gasoline with a burn rate of just 1.3-gph cruising at Looper speed. Because his vessel was only 26’ and 10’ shorter Capt. John's, he only spent
$7,384 (saving $2,840 compared to the rest of us in 36' vessels) in Marina fees. So, his “boat & boat related” expenses totaled $11,174.
      Jim and his wife in their 36’ ‘true’ Trawler, spent $4,292 for 1,709-gallons of fuel and led our little group most of the way maintaining (best he
could) a consistent 7- to 8-mph Looper speed, while keeping a watch trying not to get too far ahead of the rest of us. Jim’s total “boat & boat related”
cost of cruising totaled $14,516.
      Terry and his wife were in their twin engine 36’ swift Trawler. Even maintaining a slow speed, they used 3,249-gallons of fuel costing $7,314.
Terry’s final “boat and boat related expenses totaled $17,538. While Terry’s expenses were the highest, it still worked out to be only $52.50 a day
for the 334 nights they spent on the Loop. One can’t even stay a night in a cheapest of Motels for that price.
      Mr. P made this voyage in a 48' twin engine cruiser. He cruised the same route, but took off a month early to visit relatives. His voyage was the
most expensive of all. The 36-footers in our group averaged paying $10,224 in Marina fees for docking & hook-ups. My P in his 49-footer averaged
paying $108.00 a night for a slip in a Marina with 50-Amp electric. He spent 309-nights in a marina at a cost exceeding $ 33,000. He also spent
$14,412 for fuel.

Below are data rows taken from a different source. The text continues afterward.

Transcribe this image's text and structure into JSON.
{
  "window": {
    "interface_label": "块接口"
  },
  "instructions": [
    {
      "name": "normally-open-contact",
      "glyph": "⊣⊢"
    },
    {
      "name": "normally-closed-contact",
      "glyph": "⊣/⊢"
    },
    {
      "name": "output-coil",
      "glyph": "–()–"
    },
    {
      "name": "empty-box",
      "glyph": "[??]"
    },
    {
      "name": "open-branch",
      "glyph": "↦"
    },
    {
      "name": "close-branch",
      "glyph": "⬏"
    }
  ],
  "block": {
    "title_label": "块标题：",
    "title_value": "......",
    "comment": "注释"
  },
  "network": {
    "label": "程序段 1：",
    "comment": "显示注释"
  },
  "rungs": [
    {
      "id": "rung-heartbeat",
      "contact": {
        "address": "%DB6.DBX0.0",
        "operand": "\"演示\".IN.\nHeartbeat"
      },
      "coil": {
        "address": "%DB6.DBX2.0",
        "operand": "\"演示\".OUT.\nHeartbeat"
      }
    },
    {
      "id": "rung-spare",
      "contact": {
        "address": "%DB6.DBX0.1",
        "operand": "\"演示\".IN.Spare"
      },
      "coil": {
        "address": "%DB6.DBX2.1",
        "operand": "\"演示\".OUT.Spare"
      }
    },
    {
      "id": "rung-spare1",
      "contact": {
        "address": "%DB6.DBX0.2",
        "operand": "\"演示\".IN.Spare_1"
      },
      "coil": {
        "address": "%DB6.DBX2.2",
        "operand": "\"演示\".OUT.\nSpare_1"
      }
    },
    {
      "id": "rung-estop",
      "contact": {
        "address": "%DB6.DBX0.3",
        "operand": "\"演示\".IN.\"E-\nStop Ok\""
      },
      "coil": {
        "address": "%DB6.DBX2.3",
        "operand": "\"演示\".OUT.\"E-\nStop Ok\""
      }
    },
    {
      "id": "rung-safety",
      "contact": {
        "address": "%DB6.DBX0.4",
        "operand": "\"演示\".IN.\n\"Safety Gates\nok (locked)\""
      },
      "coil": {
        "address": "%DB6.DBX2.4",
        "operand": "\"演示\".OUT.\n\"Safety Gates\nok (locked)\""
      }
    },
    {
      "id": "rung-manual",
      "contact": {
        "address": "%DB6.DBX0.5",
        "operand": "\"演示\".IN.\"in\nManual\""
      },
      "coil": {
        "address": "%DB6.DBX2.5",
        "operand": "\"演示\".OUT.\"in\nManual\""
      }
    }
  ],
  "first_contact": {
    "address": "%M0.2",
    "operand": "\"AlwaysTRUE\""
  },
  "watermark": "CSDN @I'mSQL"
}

His expenses averaged out to be $155.00 a day for 309 days on the Loop. (But, he can comfortably afford it and still have plenty of
fun all the way the around the Loop!)
      James and son Allen, made this voyage in a 27' Tug. They burned 1,153 gallons of fuel cruising most of the way at 8-mph. As a result, they
spent a total of $3,136 for fuel and another $7,839 in marina and hook-up frees for total "boat & boat related" expenses of $11,985. They made this
voyage in a very nice comfortable vessel on very practical and reasonable budget. That averages out to be $36.00 a day for 334 days spent on
America's Great Loop. That's cheaper than the cheapest motel room and it includes fuel & fees!
Choose your boat wisely.
The money you save, will be your own!
The Cost continued: